http://www.apnic.net/community/ipv4-exhaustion/graphical-information shows one /8 left. That means they have effectively run out of IPv4 addresses as all ISPs can now get is a single last block of 1024, which for most will be next to useless. No more "normal" allocations.

This is pretty major. There are several steps to running out of IPv4 with the first being IANA in February. The next step is RIRs running out which has now started, and then after that LIRs (ISPs) running out.

APNIC running out means that no ISP can now get any normal allocations in the APNIC region. It means that ISPs will be forced to do nasty things with IPv4 NAT and make use of IPv6. We can expect the use of IPv6 only web sites and other services aimed initially at local markets where IPv6 users can access them.

When there are any significant places on the Internet that are IPv6 only (and not just www.loopsofzen.co.uk) we can finally address the head in the sand ISPs that say "We have plenty of IPv4s left". People like Virgin who seem to think it is not important for their customers to access IPv6 endpoints in the Internet will have to wake up!

It matters not how many of those old legacy IPv4 addresses you have if there are parts of the Internet you cannot reach using IPv4!!!



  1. I'm still shocked at how behind a lot of equipment vendors are with IPv6. it seems everybody except for the larger router vendors and especially Juniper with their great SSG firewalls just have not bothered.

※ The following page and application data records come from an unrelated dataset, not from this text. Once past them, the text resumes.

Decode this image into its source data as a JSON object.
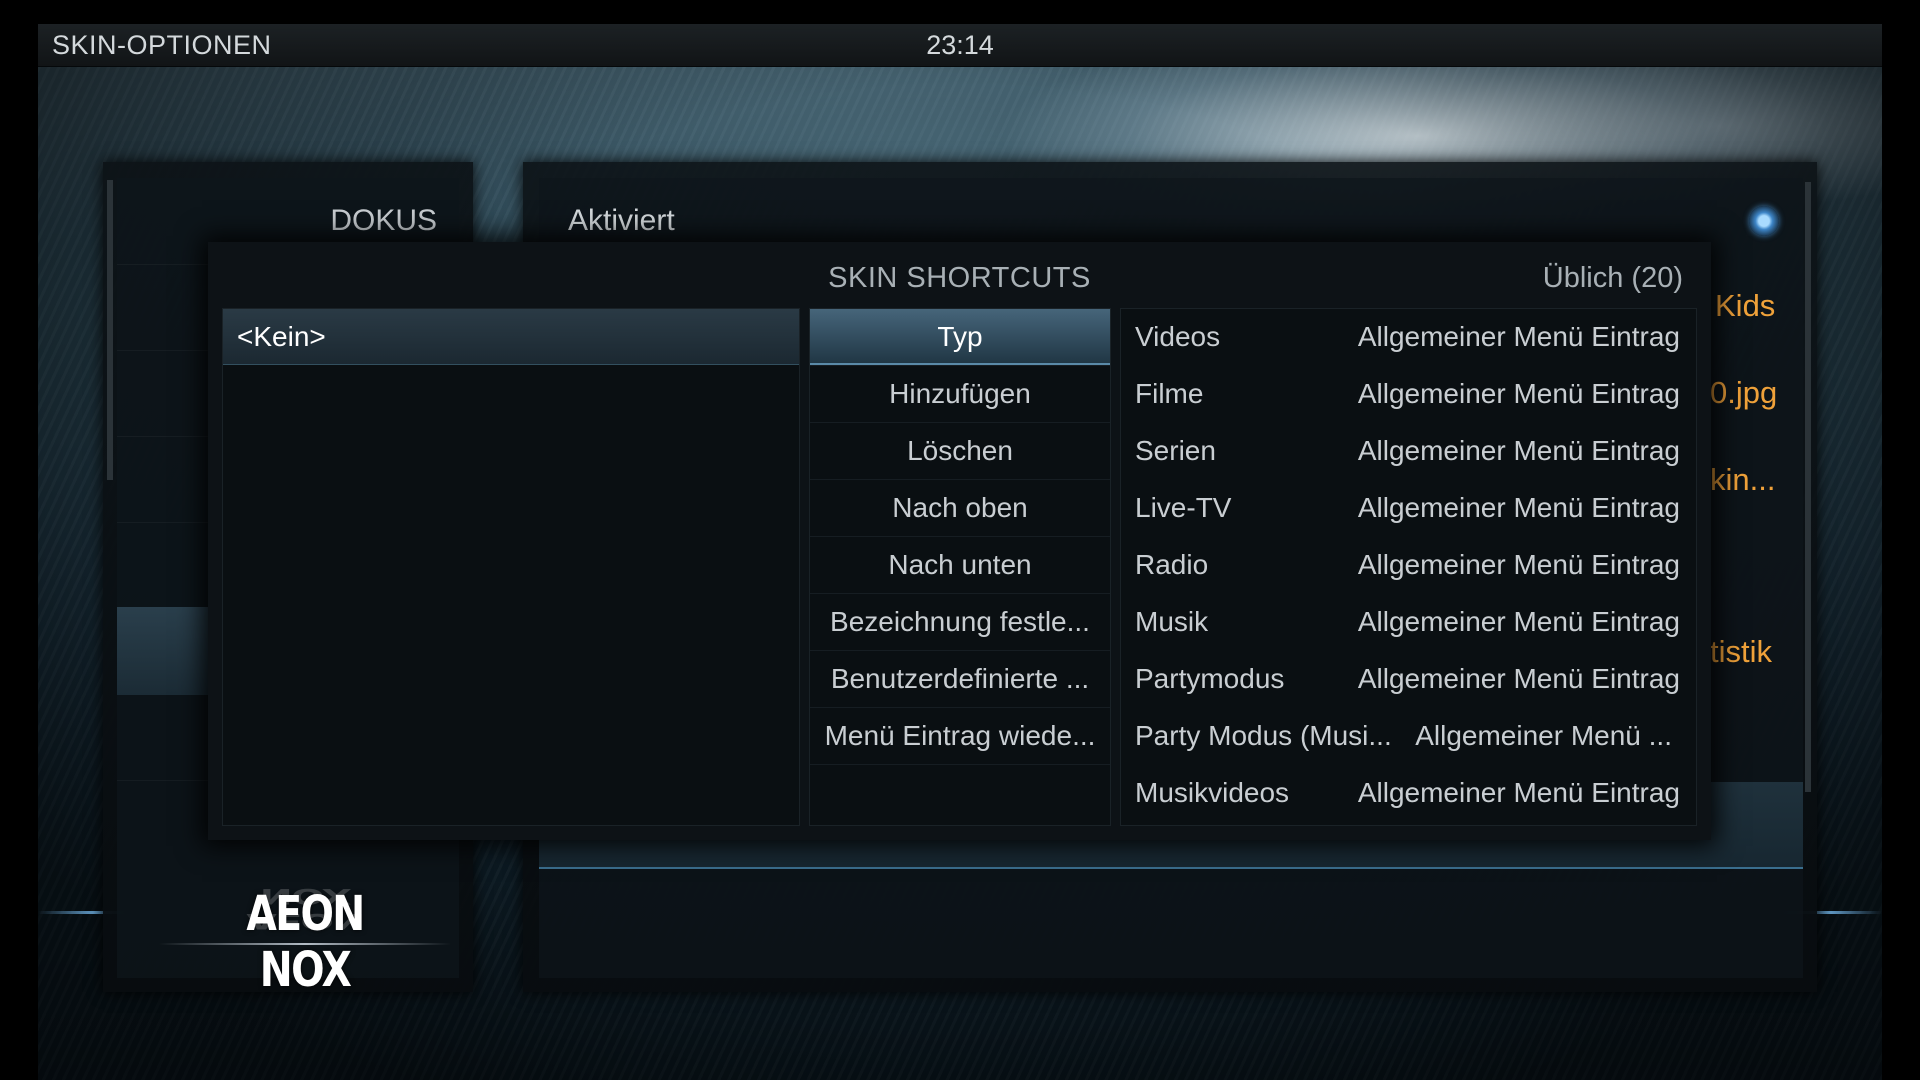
{
  "topbar": {
    "title": "SKIN-OPTIONEN",
    "clock": "23:14"
  },
  "left_menu": {
    "current_item": "DOKUS",
    "logo_text": "AEON NOX"
  },
  "settings": {
    "aktiviert_label": "Aktiviert",
    "aktiviert_on": true,
    "partial_values": [
      "Kids",
      "0.jpg",
      "kin...",
      "tistik"
    ]
  },
  "dialog": {
    "title": "SKIN SHORTCUTS",
    "count_label": "Üblich (20)",
    "selected_shortcut": "<Kein>",
    "actions": [
      "Typ",
      "Hinzufügen",
      "Löschen",
      "Nach oben",
      "Nach unten",
      "Bezeichnung festle...",
      "Benutzerdefinierte ...",
      "Menü Eintrag wiede..."
    ],
    "items": [
      {
        "name": "Videos",
        "type": "Allgemeiner Menü Eintrag"
      },
      {
        "name": "Filme",
        "type": "Allgemeiner Menü Eintrag"
      },
      {
        "name": "Serien",
        "type": "Allgemeiner Menü Eintrag"
      },
      {
        "name": "Live-TV",
        "type": "Allgemeiner Menü Eintrag"
      },
      {
        "name": "Radio",
        "type": "Allgemeiner Menü Eintrag"
      },
      {
        "name": "Musik",
        "type": "Allgemeiner Menü Eintrag"
      },
      {
        "name": "Partymodus",
        "type": "Allgemeiner Menü Eintrag"
      },
      {
        "name": "Party Modus (Musi...",
        "type": "Allgemeiner Menü ..."
      },
      {
        "name": "Musikvideos",
        "type": "Allgemeiner Menü Eintrag"
      }
    ]
  },
  "colors": {
    "accent_orange": "#f0a23a",
    "radio_blue": "#3e86c8"
  }
}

    For companies supposed to be industry leaders, some of them have just shameful v6 functionality.

  2. It will be interesting to see how quickly APNIC ISPs allocate their remaining addresses. Presumably they have allocations that cover a few months of usage at current rates. If they now tighten up, those allocations could last for some time. As they do this, the IPv4 service will of course get worse.

    Presumably you conserve IPv4 addresses by doing NAT. DSL subscribers get a routable IPv6 address and a NAT IPv4 address. Meanwhile, hosting customers get a routable IPv6 address and a shared reverse proxy that does IPv4.

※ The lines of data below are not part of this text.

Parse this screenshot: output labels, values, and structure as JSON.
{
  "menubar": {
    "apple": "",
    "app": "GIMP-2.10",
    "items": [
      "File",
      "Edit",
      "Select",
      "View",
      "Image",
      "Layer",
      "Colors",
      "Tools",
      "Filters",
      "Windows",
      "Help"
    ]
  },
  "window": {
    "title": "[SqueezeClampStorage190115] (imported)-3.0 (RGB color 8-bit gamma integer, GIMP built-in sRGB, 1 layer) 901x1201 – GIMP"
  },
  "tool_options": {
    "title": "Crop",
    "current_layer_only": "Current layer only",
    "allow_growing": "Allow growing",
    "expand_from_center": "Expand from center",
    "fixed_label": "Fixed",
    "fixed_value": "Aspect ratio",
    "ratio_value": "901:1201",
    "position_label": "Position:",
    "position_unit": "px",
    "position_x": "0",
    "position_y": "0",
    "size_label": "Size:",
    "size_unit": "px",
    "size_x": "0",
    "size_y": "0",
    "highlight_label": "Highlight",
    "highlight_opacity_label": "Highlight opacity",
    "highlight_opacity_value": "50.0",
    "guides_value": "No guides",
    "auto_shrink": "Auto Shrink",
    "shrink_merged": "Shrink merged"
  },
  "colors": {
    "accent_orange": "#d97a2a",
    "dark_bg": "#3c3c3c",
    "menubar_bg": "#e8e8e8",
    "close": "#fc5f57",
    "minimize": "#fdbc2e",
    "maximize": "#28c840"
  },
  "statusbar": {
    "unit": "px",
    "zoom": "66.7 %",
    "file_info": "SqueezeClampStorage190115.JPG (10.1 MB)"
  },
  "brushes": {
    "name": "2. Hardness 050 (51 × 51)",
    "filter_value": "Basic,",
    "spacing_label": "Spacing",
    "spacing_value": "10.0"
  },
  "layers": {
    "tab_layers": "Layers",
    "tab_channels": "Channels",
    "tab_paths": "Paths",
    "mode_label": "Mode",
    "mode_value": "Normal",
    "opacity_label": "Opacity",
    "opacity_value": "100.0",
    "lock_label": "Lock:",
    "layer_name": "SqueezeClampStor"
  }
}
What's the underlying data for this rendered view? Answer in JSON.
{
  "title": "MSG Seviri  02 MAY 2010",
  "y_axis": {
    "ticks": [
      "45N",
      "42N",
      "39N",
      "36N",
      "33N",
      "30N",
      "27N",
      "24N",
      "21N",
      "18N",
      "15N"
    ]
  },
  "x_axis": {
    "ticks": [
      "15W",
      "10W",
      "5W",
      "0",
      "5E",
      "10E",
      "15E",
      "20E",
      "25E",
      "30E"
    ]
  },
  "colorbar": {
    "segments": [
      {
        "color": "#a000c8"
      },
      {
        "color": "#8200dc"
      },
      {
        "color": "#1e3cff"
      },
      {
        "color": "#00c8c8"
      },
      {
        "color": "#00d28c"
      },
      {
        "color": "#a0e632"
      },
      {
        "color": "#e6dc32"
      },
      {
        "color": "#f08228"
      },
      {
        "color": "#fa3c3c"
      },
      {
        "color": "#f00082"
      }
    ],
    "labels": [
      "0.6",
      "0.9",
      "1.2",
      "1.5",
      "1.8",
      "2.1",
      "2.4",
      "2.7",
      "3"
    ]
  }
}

    I'd actually rather people just switched to IPv6, and we got all the pain over with in one go. The reality is that this won't happen for some time. APNIC may have run out of IPv4 addresses, but loopsofzen will be unusual for quite some time, I think.

  3. Revk I dont buy this been a disaster for websites, websites have for many years ran fine sharing ip's as the most popular web server in existance apache supports vhosts which can share ip's just fine and even works like this on SSL now. The problem will first be felt on end user connections where the norm is one end user one ip. So if anyone starts a ipv6 only site soon it will be out of choice probably to make a point rather than necessity. Plus this shortage at the top of chain will take some time to filter down. Whats not helping the situation is I dont know of a single router that natively supports ipv6, which means people cant even expirement with it.

  4. Well, the norm is also one IP per virtual machine too.
    It will impact things sooner rather than later...